Calculating the number of elephants in a small white puffy cloud will start to give you a sense of just how many elephants to expect from your average hurricane. Andy Heymsfield of the National Center for Atmospheric Research told NPR’s science correspondent Robert Krulwich that a single, small, white, cotton-ball cloud weighs about the same as 100 (4-ton) elephants:
“I think the dimensions are somewhat deceiving,” clouds, he says, look small when you are down on the ground, but very often they are much bigger than you think.
The devastating earthquake in Chile that killed almost 700 people probably also shifted the Earth’s axis, say NASA scientists, permanently making days shorter by 1.26 microseconds. But since a microsecond is one-millionth of a second, you may not have noticed.
Richard Gross, a geophysicist at NASA’s Jet Propulsion Laboratory, says he has done the calculations. Gross says the earthquake, which measured 8.8 on the Richter scale, moved large amounts of rock, altered the distribution of mass on the planet, and moved the Earth’s axis by about 2.7 milliarcseconds (about 8 centimeters or 3 inches). The change in axis directly impacts Earth’s rotation, and the rate of the planet’s rotation determines the length of a day.
To explain this phenomenon, scientists used an ice skating analogy: When a skater spins on ice, he draws his arms closer in to his body to spin faster, because the speed of his rotation is dependent on the way mass is distributed across his body.
If you’re not feeling lucky, don’t venture into Wyoming, Utah, or Colorado. These states have some of the highest mortality rates caused by natural disasters, according to a new “death map” that plots where Mother Nature takes her heaviest tolls.
From 1970 to 2004, natural disasters killed some 20,000 people in the U.S. Surprisingly, the deadliest events aren’t the ones that make the headlines. More people died from heat/drought (19.6 percent), sizzling summers (18.8 percent), and freezing winters (18.1 percent) than earthquakes, wildfire, and hurricanes combined (less than 5 percent). And who would’ve thought that lightning accounted for 11.3 percent of deaths from natural hazards? The strikes were especially concentrated in the New England and southeastern states.
· Scientists have found the next great weapon against bacteria: marijuana.
· Chris Mooney looks at Gustav, the storm forming in the Caribbean, and says, “Uh-oh.”
As Lusi, the world’s fastest-growing mud volcano, now stands on the brink of collapsing upon itself, the geologists studying this bizarre dirt-spewing pit now say they are almost certain that a well drilled for natural gas production caused it to form.
Lusi first erupted mud and toxic gas in May 2006, killing 13 people and soaking a dozen east Indonesian villages.
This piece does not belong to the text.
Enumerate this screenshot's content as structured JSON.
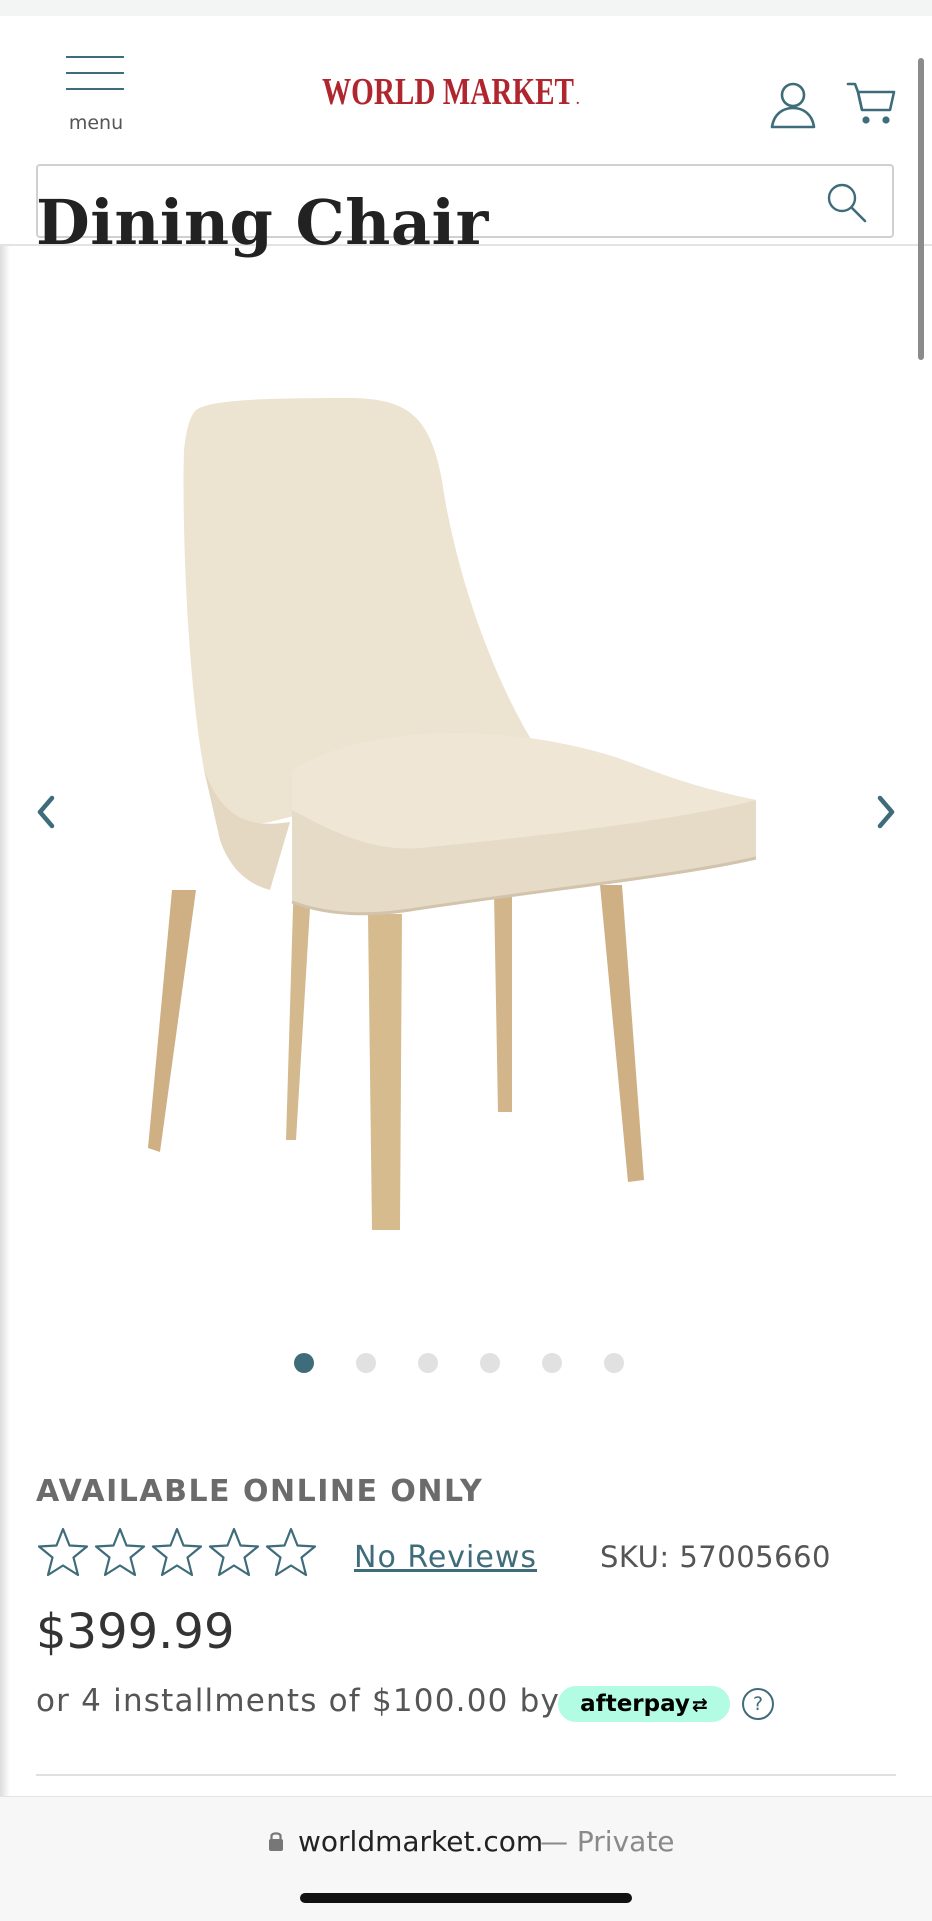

Lapindo Brantas, the mining company, said an earthquake two days prior provided the jolt that kick-started the volcano. But Michael Manga and his grad student Maria Brumm of the University of California, Berkley investigated that claim, and they found that was highly unlikely the earthquake was the cause. The quake was centered more than 150 miles away from the mud volcano, the researchers say, and none of the ways earthquakes are triggered could explain how it set off Lusi.
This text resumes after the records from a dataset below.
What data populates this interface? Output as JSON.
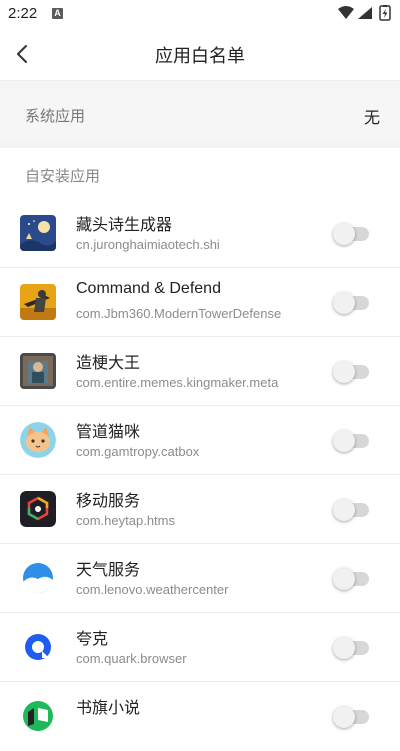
{
  "status_bar": {
    "time": "2:22",
    "notification_letter": "A"
  },
  "header": {
    "title": "应用白名单"
  },
  "system_apps": {
    "label": "系统应用",
    "value": "无"
  },
  "self_installed": {
    "label": "自安装应用",
    "apps": [
      {
        "name": "藏头诗生成器",
        "package": "cn.juronghaimiaotech.shi",
        "icon": "moon-night-icon",
        "enabled": false
      },
      {
        "name": "Command & Defend",
        "package": "com.Jbm360.ModernTowerDefense",
        "icon": "soldier-gun-icon",
        "enabled": false
      },
      {
        "name": "造梗大王",
        "package": "com.entire.memes.kingmaker.meta",
        "icon": "meme-photo-icon",
        "enabled": false
      },
      {
        "name": "管道猫咪",
        "package": "com.gamtropy.catbox",
        "icon": "cat-face-icon",
        "enabled": false
      },
      {
        "name": "移动服务",
        "package": "com.heytap.htms",
        "icon": "hexagon-service-icon",
        "enabled": false
      },
      {
        "name": "天气服务",
        "package": "com.lenovo.weathercenter",
        "icon": "weather-cloud-icon",
        "enabled": false
      },
      {
        "name": "夸克",
        "package": "com.quark.browser",
        "icon": "quark-logo-icon",
        "enabled": false
      },
      {
        "name": "书旗小说",
        "package": "",
        "icon": "book-flag-icon",
        "enabled": false
      }
    ]
  }
}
Keren Blankfeld Schultz at Scientific American has an interesting report on the effects of severe weather on the length of a single day, or the total time it takes Earth to rotate once on its axis. As it turns out, the speed of the planet’s rotation is determined by the amount of mass across its surface, which is made up of the “roiling aggregation of gases that comprise the atmosphere, the solid earth itself, its fluid core, and the sloshing ocean.”
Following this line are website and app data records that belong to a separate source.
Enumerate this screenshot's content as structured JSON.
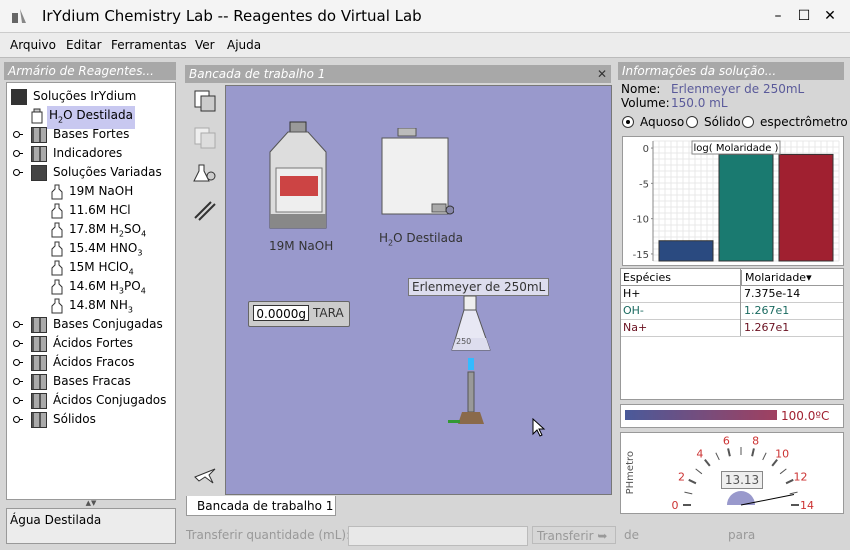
{
  "window": {
    "title": "IrYdium Chemistry Lab -- Reagentes do Virtual Lab"
  },
  "menu": [
    "Arquivo",
    "Editar",
    "Ferramentas",
    "Ver",
    "Ajuda"
  ],
  "cabinet": {
    "title": "Armário de Reagentes...",
    "root": "Soluções IrYdium",
    "selected": "H2O Destilada",
    "groups": [
      "Bases Fortes",
      "Indicadores",
      "Soluções Variadas"
    ],
    "solutions": [
      "19M NaOH",
      "11.6M HCl",
      "17.8M H2SO4",
      "15.4M HNO3",
      "15M HClO4",
      "14.6M H3PO4",
      "14.8M NH3"
    ],
    "groups2": [
      "Bases Conjugadas",
      "Ácidos Fortes",
      "Ácidos Fracos",
      "Bases Fracas",
      "Ácidos Conjugados",
      "Sólidos"
    ],
    "status": "Água Destilada"
  },
  "workbench": {
    "title": "Bancada de trabalho 1",
    "tab": "Bancada de trabalho 1",
    "bottle_label": "19M NaOH",
    "carboy_label": "H2O Destilada",
    "scale_value": "0.0000g",
    "scale_tare": "TARA",
    "flask_label": "Erlenmeyer de 250mL",
    "flask_marking": "250"
  },
  "info": {
    "title": "Informações da solução...",
    "name_label": "Nome:",
    "name_value": "Erlenmeyer de 250mL",
    "volume_label": "Volume:",
    "volume_value": "150.0 mL",
    "view_options": [
      "Aquoso",
      "Sólido",
      "espectrômetro"
    ],
    "selected_view": "Aquoso"
  },
  "chart_data": {
    "type": "bar",
    "title": "log( Molaridade )",
    "y_ticks": [
      "0",
      "-5",
      "-10",
      "-15"
    ],
    "ylim": [
      -16,
      1
    ],
    "series": [
      {
        "values": [
          -13.13
        ],
        "color": "#2a4a80"
      },
      {
        "values": [
          -0.9
        ],
        "color": "#1a7a70"
      },
      {
        "values": [
          -0.9
        ],
        "color": "#a02030"
      }
    ]
  },
  "species_table": {
    "headers": [
      "Espécies",
      "Molaridade"
    ],
    "rows": [
      {
        "species": "H+",
        "molarity": "7.375e-14",
        "color": "#000000"
      },
      {
        "species": "OH-",
        "molarity": "1.267e1",
        "color": "#1a6a60"
      },
      {
        "species": "Na+",
        "molarity": "1.267e1",
        "color": "#6a1020"
      }
    ]
  },
  "thermometer": {
    "value": "100.0ºC"
  },
  "ph_meter": {
    "label": "PHmetro",
    "value": "13.13",
    "scale": [
      "0",
      "2",
      "4",
      "6",
      "8",
      "10",
      "12",
      "14"
    ],
    "reading": 13.13
  },
  "transfer": {
    "label": "Transferir quantidade (mL):",
    "button": "Transferir",
    "from_label": "de",
    "to_label": "para"
  },
  "colors": {
    "workbench": "#9999cc",
    "panel_header": "#a8a8a8"
  }
}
So when an event that has the power to move a huge amount of mass—such as, say, an earthquake and/or tsunami—occurs, it can alter the earth’s rotation speed enough to lengthen or shorten a day by as much as several thousandths of a second.